WORK ITEM: Within the data that follows, how many lines carry the string "Save"? Give the number alone.

___ INFORMATION SHOWN ___

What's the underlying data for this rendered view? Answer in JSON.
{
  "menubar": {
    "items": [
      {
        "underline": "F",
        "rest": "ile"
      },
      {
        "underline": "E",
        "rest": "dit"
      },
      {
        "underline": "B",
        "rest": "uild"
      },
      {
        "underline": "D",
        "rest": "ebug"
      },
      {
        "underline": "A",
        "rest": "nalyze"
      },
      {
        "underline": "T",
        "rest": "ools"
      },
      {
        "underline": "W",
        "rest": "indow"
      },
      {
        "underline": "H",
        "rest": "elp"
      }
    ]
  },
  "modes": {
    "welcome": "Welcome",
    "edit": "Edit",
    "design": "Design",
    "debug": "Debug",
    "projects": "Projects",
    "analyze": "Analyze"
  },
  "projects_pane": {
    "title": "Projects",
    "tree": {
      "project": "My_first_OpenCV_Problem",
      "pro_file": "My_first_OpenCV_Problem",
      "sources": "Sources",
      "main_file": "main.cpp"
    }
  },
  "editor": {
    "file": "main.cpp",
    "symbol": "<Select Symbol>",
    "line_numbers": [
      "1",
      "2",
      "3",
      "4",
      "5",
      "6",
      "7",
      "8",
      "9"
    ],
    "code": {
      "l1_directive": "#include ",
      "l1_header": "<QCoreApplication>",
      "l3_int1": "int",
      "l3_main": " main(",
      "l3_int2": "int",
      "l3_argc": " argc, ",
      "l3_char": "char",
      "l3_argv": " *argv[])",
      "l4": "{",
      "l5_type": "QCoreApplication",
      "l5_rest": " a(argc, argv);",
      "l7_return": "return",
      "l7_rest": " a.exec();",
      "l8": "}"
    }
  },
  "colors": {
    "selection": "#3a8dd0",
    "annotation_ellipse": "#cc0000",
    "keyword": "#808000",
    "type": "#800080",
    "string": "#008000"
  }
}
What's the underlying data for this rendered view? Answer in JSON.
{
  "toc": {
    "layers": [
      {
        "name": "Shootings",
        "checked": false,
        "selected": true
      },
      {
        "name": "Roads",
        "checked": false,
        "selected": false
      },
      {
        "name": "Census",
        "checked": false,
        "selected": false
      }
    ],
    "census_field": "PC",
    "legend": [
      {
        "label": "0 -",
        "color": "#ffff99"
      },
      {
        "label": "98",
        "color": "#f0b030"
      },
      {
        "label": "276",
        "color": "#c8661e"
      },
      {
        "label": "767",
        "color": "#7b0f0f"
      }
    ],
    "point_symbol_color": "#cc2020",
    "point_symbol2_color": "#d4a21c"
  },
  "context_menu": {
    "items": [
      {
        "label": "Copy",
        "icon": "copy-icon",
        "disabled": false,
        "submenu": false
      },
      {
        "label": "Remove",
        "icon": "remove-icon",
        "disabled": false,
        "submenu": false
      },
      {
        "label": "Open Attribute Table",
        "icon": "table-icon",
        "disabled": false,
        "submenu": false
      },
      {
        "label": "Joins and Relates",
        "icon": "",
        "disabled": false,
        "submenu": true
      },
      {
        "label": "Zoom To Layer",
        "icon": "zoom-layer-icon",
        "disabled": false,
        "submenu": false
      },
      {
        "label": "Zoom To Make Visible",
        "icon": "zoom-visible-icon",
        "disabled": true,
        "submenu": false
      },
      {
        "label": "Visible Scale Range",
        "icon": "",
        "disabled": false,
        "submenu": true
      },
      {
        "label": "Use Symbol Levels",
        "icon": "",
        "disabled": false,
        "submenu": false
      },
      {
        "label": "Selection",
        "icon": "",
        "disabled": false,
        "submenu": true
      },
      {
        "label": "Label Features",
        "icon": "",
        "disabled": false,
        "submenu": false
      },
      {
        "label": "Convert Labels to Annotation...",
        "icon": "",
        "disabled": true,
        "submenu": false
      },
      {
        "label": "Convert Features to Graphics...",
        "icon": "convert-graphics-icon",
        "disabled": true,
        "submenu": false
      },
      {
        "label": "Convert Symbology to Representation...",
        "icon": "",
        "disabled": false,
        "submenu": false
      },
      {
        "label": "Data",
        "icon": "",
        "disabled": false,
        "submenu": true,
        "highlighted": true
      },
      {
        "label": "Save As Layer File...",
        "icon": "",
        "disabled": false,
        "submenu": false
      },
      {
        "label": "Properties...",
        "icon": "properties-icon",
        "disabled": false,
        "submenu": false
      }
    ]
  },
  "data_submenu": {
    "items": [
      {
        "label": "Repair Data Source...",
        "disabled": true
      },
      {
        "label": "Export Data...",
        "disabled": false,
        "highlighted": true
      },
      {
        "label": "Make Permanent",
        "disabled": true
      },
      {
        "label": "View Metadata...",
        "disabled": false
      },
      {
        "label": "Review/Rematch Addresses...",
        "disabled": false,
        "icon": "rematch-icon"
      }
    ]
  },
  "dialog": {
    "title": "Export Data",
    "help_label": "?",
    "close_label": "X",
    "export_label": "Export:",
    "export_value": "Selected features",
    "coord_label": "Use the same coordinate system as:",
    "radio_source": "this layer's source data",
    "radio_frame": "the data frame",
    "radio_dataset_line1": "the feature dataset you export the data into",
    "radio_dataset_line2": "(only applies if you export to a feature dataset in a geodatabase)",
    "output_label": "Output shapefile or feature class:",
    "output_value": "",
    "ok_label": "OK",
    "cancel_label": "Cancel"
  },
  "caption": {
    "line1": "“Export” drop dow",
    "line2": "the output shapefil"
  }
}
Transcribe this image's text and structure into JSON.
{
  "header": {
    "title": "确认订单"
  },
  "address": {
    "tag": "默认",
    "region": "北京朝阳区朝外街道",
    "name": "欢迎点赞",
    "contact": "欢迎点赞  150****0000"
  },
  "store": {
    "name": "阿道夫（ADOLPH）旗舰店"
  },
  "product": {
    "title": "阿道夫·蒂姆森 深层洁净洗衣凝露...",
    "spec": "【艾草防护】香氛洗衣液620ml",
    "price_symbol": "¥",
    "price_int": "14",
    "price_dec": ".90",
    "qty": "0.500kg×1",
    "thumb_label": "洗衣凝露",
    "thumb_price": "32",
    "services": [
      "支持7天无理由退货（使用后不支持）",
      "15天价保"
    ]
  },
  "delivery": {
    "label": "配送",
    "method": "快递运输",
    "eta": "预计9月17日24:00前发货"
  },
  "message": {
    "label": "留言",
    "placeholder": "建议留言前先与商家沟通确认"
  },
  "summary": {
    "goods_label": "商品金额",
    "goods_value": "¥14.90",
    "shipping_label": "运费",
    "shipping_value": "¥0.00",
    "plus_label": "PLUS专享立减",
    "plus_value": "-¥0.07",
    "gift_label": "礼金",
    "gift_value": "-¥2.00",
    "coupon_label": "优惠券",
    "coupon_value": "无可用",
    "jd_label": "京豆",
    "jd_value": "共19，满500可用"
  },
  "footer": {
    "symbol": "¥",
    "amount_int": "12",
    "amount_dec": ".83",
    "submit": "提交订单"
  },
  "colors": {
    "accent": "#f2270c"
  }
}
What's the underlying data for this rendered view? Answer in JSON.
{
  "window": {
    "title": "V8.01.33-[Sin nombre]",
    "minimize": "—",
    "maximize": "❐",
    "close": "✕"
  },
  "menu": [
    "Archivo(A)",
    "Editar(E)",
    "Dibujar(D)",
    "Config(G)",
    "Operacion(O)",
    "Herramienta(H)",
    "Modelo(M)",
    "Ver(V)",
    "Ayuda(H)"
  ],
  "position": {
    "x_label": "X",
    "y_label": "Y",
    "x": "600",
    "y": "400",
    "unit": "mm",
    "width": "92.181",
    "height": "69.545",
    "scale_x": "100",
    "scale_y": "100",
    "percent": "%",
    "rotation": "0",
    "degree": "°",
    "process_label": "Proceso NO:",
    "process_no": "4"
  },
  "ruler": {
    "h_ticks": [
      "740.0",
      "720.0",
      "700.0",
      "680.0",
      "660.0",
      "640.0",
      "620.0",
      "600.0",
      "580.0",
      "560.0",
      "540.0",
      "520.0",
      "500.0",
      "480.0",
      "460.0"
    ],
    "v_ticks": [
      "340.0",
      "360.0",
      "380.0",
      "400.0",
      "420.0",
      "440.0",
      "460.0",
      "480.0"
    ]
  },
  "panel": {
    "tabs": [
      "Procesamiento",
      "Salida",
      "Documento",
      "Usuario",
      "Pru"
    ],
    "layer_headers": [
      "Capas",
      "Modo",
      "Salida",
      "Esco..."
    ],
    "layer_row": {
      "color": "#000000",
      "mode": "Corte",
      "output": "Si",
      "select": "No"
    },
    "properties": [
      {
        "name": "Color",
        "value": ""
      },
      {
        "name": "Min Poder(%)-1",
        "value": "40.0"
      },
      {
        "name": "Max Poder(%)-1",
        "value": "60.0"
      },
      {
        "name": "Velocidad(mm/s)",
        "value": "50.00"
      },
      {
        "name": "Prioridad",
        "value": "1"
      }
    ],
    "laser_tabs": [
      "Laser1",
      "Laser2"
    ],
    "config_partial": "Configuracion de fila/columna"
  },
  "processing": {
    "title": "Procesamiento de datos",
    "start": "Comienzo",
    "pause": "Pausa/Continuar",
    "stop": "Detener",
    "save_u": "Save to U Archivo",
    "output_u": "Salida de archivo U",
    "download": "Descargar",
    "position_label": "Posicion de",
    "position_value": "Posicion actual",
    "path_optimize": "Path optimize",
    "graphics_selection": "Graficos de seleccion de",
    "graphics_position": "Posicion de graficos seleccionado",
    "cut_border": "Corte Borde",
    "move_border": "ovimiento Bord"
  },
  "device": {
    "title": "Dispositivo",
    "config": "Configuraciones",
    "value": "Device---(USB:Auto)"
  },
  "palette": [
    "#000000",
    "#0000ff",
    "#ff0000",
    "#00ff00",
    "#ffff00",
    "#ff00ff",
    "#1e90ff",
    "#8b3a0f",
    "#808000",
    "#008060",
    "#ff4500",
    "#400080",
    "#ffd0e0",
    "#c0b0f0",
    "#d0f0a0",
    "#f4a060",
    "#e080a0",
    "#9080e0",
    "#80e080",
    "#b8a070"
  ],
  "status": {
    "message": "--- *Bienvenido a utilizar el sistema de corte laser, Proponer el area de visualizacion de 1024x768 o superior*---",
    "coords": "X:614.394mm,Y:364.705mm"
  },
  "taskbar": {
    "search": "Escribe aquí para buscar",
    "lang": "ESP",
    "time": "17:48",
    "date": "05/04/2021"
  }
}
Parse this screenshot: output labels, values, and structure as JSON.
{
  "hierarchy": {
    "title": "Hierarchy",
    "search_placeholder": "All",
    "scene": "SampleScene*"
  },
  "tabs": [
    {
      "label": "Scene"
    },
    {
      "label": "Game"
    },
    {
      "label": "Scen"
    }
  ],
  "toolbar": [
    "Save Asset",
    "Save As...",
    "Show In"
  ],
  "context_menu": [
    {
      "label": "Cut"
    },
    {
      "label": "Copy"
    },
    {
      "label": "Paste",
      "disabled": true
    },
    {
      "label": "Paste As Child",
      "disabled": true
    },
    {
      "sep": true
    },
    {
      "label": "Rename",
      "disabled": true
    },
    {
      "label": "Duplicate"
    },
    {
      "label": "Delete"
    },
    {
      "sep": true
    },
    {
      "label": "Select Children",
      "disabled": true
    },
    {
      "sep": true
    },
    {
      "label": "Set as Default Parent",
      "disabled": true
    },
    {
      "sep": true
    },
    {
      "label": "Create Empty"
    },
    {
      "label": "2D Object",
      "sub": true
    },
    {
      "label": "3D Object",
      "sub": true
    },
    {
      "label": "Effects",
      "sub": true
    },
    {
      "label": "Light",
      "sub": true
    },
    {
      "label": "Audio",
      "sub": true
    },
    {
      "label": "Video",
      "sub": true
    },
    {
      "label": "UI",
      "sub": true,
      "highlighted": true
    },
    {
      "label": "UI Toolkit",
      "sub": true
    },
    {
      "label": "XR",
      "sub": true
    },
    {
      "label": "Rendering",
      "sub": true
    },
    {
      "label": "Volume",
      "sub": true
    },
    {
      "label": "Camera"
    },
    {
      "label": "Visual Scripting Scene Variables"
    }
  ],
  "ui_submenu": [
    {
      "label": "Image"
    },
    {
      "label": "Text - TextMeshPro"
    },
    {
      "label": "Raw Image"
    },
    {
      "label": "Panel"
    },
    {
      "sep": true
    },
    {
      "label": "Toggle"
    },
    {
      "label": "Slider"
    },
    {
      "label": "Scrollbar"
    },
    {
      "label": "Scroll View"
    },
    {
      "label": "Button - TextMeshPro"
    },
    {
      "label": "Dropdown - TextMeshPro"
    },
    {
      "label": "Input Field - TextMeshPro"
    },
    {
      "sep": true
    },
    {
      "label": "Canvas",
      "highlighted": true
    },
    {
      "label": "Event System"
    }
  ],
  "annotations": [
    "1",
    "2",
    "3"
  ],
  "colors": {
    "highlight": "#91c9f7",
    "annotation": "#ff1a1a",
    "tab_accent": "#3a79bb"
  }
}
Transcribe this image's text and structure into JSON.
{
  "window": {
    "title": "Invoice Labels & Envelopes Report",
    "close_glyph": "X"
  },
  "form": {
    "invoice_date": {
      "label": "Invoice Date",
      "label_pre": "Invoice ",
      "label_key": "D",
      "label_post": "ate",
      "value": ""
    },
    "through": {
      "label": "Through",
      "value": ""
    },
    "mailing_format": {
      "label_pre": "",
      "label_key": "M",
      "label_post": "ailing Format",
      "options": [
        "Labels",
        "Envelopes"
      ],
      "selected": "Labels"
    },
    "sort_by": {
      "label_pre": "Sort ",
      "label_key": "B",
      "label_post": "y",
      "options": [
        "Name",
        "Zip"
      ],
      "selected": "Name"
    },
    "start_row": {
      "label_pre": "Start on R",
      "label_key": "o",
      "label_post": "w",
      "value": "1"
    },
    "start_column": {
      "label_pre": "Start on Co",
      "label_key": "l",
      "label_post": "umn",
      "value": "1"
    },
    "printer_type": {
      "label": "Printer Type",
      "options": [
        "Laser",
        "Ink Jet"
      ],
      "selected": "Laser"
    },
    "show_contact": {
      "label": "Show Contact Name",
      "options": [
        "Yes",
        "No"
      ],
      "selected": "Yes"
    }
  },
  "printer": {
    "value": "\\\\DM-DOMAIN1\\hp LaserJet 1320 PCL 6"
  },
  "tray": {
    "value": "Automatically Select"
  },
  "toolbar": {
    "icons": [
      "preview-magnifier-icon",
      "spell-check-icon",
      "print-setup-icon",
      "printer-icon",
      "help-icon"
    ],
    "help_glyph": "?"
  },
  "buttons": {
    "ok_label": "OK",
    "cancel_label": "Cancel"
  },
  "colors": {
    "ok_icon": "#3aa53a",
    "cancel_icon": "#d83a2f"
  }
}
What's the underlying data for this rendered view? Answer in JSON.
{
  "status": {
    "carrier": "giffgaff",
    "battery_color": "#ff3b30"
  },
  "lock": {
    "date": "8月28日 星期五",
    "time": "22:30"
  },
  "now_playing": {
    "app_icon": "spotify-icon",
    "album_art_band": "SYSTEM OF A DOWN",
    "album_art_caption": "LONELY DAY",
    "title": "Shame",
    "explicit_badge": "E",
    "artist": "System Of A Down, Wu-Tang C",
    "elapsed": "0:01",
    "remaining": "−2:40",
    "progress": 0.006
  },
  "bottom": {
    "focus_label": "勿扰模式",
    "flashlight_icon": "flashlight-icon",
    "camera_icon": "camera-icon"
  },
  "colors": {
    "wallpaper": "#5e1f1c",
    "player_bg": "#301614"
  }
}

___

FINISHED EXERCISE: 4